Halibut 101: “5 Things You Should Know”
DYK?… prime summer halibut fishing season in Alaska spans well into the end of August—and (in some regions) through September!
Planning a trip this fall? Or, dreaming of fishing in Alaska next summer? Read below for our latest blog edition: Halibut 101. We’ll cover 5 things you should know about saltwater fishing for Halibut in Alaska…from FAQ’s on where to go, when to go, and more!
#1 WHEN TO GO
Q. “What month should I plan my trip to Alaska if I want to catch halibut?”
End of May through end of September.
In general, Alaska’s halibut season runs year-round but varies depending on what region you’re fishing from. In Southeast, peak fishing begins in June and is optimal through the end of September. In the Southcentral fisheries of Cook Inlet, Prince William Sound, and Resurrection Bay, you can reliably find a decent-sized catch throughout the entire summer starting at the end of May.
#2 HOT SPOTS
Q. “Where is the best fishing spot?”
Short answer:There is no “right” answer, but we often suggest flying into Anchorage and heading down to the Kenai Peninsula and embark from the community of Seward.
We can recommend fishing hot spots across the state, like, Homer: “Halibut Fishing Capital of the World!” But, many visitors opt for longer all-species combo day trips in Kenai Fjords National Park and primarily target the Halibut in the open waters both to the west and east, just outside of Resurrection Bay. The Seward area offers the most variety of nearby attractions and convenient access to other sightseeing. Often, we arrange itineraries for families who are looking for guided kayaking, nature float trips, bird watching tours, or hiking excursions that can be easily combined with their fishing adventures.
The Kenai, Alaska’s Playground

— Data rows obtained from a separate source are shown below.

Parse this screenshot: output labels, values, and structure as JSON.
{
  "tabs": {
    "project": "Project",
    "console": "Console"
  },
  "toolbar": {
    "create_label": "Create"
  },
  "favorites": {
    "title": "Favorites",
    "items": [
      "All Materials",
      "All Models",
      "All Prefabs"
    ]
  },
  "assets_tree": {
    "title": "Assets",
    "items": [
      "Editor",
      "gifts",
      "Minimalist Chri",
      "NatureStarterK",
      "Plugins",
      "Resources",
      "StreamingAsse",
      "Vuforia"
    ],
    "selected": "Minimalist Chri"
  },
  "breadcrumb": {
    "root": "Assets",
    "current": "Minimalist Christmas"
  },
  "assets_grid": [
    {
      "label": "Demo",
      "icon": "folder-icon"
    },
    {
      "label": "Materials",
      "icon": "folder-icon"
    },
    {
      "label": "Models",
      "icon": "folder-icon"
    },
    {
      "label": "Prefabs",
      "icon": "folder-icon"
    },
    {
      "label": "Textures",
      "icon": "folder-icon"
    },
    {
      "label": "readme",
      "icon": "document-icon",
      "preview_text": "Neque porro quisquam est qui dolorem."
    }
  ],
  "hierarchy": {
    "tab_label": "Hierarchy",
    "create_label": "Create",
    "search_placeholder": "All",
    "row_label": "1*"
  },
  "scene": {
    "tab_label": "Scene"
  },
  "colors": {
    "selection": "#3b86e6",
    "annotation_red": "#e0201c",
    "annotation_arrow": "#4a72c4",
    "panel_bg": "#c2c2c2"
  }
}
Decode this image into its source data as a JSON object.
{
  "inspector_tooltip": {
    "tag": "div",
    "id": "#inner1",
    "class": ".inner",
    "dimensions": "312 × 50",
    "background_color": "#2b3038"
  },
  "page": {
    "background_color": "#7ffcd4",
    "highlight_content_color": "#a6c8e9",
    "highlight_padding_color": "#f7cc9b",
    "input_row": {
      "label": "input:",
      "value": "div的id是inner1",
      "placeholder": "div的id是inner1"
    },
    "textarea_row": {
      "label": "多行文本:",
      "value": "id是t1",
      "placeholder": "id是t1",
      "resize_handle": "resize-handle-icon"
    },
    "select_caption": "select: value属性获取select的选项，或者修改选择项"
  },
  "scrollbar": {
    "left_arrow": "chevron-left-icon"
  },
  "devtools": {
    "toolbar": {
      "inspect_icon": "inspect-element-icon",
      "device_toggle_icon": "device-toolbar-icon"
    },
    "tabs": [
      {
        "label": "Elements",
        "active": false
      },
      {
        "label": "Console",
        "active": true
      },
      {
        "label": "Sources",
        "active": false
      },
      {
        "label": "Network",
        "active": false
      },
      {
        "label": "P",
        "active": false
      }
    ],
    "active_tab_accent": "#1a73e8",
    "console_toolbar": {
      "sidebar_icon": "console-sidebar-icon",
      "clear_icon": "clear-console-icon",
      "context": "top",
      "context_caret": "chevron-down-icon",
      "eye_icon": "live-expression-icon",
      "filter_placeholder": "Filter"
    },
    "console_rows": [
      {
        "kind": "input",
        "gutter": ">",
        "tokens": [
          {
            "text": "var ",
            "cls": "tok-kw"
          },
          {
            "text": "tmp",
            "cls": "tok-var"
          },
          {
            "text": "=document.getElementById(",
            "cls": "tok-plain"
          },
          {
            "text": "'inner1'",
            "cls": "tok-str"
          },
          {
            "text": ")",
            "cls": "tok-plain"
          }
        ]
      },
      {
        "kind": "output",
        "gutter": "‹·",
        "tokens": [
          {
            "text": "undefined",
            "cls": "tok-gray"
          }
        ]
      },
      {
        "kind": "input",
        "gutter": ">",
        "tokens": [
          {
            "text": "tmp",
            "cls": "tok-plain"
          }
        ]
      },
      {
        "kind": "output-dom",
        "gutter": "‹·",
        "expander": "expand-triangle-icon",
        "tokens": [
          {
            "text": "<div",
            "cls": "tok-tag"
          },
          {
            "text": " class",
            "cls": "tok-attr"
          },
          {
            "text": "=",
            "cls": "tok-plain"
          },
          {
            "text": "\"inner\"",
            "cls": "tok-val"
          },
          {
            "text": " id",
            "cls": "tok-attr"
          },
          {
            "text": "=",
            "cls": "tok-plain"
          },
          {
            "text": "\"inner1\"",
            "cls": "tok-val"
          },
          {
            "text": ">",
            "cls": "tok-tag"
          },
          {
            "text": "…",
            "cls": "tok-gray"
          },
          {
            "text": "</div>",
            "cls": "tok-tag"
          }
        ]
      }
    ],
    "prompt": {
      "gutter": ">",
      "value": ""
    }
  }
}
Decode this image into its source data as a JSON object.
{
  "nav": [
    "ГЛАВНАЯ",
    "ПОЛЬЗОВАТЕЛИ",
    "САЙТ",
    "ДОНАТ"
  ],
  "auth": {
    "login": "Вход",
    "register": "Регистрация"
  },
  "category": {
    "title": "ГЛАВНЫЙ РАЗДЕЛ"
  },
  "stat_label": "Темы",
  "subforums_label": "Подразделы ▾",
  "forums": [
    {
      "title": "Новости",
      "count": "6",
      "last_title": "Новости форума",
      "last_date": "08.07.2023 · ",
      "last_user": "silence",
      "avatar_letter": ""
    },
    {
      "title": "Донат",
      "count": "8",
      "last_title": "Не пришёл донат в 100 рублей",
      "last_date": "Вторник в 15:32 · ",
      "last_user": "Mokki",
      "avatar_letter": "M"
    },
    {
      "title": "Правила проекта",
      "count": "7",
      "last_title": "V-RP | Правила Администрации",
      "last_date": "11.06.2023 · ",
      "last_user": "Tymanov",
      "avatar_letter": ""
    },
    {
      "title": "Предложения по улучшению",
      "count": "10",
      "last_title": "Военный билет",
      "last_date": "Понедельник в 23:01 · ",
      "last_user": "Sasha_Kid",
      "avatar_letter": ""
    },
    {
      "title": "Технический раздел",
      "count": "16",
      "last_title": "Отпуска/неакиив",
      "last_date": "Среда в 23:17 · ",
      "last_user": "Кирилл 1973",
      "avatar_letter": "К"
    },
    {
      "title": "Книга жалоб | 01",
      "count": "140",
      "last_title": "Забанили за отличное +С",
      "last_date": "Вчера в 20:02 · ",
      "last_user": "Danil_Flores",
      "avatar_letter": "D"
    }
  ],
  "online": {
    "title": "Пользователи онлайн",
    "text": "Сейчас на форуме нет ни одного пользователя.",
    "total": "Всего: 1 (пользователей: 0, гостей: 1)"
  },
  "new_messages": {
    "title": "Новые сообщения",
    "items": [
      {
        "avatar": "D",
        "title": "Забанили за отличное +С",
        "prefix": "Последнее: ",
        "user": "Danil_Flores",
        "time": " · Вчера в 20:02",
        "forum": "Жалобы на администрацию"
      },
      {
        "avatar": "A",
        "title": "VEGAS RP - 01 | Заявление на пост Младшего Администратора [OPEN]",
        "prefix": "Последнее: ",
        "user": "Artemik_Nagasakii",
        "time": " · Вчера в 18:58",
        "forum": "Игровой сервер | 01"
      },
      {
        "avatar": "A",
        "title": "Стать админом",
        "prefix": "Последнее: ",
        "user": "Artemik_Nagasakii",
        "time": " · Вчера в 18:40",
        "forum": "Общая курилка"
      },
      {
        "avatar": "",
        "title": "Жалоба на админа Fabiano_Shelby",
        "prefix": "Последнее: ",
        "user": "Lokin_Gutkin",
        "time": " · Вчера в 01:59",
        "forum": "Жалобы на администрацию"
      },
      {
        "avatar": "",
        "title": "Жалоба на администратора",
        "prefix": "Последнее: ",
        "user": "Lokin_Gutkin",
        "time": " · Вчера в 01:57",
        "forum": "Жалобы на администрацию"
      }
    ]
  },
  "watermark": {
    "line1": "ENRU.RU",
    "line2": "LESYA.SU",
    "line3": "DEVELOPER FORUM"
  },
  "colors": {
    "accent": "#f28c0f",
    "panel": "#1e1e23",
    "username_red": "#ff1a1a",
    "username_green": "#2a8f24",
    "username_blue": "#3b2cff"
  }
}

Check out this video from our friends at the Kenai Peninsula Tourism Marketing Council to get a glimpse “Alaska’s Playground.”
Q. How big are the halibut up there….really?
An average summer halibut will typically weigh in around 20-50 pounds. The most delectable-sized catch, coined “chicken” for a tasty reason!
Alaska halibut can range anywhere from a few pounds to record-size “barn door” catches of 400+lbs! This is all part of the allure and excitement of this type of fishing—you just never know what you might have at the end of your line!
#4 ALL IN A DAY
Q. How long does it take to catch a halibut?
Usually, just a day! We offer our guests the opportunity to experience all-day species combo trips out of Seward from early July through the end of August. If you’re a more extreme fishing enthusiast, then we’ll probably recommend staying at a full-service fishing lodge for a multi-day package.
On day charters, you’ll leave by early morning to allow for travel time (approx. 1-1 ½ hrs) to get out to the prime fishing waters. Trips span from a half-day (6 hr) to full day (up to 10 hrs). In addition to catching picturesque views of acres of mountains, glaciers, and coastline along the way—depending on how long you’re out on the water—this area produces a variety of other species such as Alaska giant yellow eye (red snapper), Ling cod, Black Bass, Silver salmon and other rockfish. On the way there and back visitors frequently see sea otters, harbor seals, and a variety of whale species.
#5 WHAT TO BRING
Q. What’s included in a day fishing charter?
Each charter operator is a little different. Some will include lunch. Others will give you advice on where to grab your own brown bag to bring aboard. Most include your tackle and gear, as well as processing (cleaning and packaging) and will even offer to ship your fish home for you! All anglers are responsible for picking up their own fishing license beforehand and dressing for the weather.